Can some one with technical eyes please tell me the tactical formation the Black Stars adopted? In my opinion, our football was directionless, clueless, stagnant, backward and to be charitable a disaster. The God’s of football have been unduly charitable to us, if not, we should have lost that game against Guinea and oh that goal against Tunisia cannot be exempted. Truth be told, we have reached this far in the tournament on the shoulders of ‘mother luck’ and also on the perseverance and dexterity of players like the Ayew brothers, John Mensah, the Udinese duo of Kojo Asamoah and Emmanuel Agyeman Badu. I am convinced beyond all reasonable doubt that Mr. Plavi should be shown the exit door because like Alhaji Ghrunsah said, ‘he is not in the system of coaches’. Case in point- why did we still have to maintain four defenders when we were a goal down in a semi-final match with ten minutes to go? Why did Plavi bring on a midfielder ( Muntari) when all we needed were more strikers to pressure the Zambian goal era?. Good bye ‘Plavi’… will not be missed.

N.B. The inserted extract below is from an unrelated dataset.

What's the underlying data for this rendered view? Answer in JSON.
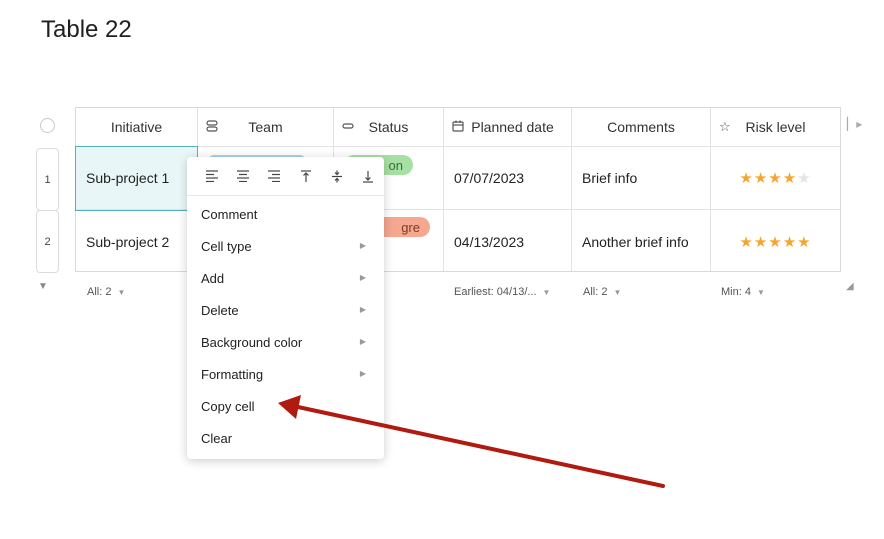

For those of you who may not be familiar with this gentleman, he wears the number three jersey for the black stars, born on the 22 November 1985 (according to Fifa), 5 ft 11 inch tall, plays for Al Ain Fc ( on loan from Sunderland). You still cannot make him out?. Ok, he is the man who ballooned the ball into the skies when Ghana earned a penalty against Uruguay in the semi-finals of the world cup. Like his coach, this lad prefers to be identified by his nick name-‘Baby jet’. Nobody can argue with the fact that indeed Asamoah is a ‘jet’, the only problem is that this jet is destined for the Bermuda triangle. Asamoah Gyan’s potential to become a top notch hit man like Samuel Eto’o of Cameroun has never been in doubt. For those of us who have followed his exploits right from Accra Academy to Liberty Professionals FC, we had always considered him to be the heir apparent to the vacant Black stars striking throne. But as faith will have it, ‘Baby Jet’ has flown his way into the national hall of fame for villains. Asamoah Gyan is the only footballer in the history of the game who is more interested in jubilating than scoring a goal, indeed even before he kicks a goal bound ball, he is already rehearsing his celebration in his head. Asamoah Gyan’s composure on the field is too pedestrian. He plays with unnecessary style and comfort very much unlike him when he plays for his clubs. He seems to be easily carried away and occasionally thinks he is playing a friendly match at his backyard. This lackadaisical attitude was exemplified in his missed penalty against Zambia. His attitude before the kick was enough motivation for the goal keeper. His casual stroll of the ball was to say the least an affront to the aspirations of Ghanaians. What have Ghanaians done to Asamoah to warrant all this distress? We have barely recovered from the world cup heart ache and here another one has been served on our plates. I love Asamoah Gyan, I think he has great potential, my advice to him is to concentrate his efforts more into his football and less in his music, dance and fancy haircuts. I pray he heeds my advice, like elders say “ The Rat that stubbornly decides to pound ‘fufu’ in its hole will show us where it will keep its pistle”

…….Asamoah Gyan has broken my heart, Asamoah Gyan has broken your heart, Asamoah Gyan has broken everybody’s heart.

By: Kwame Yeboah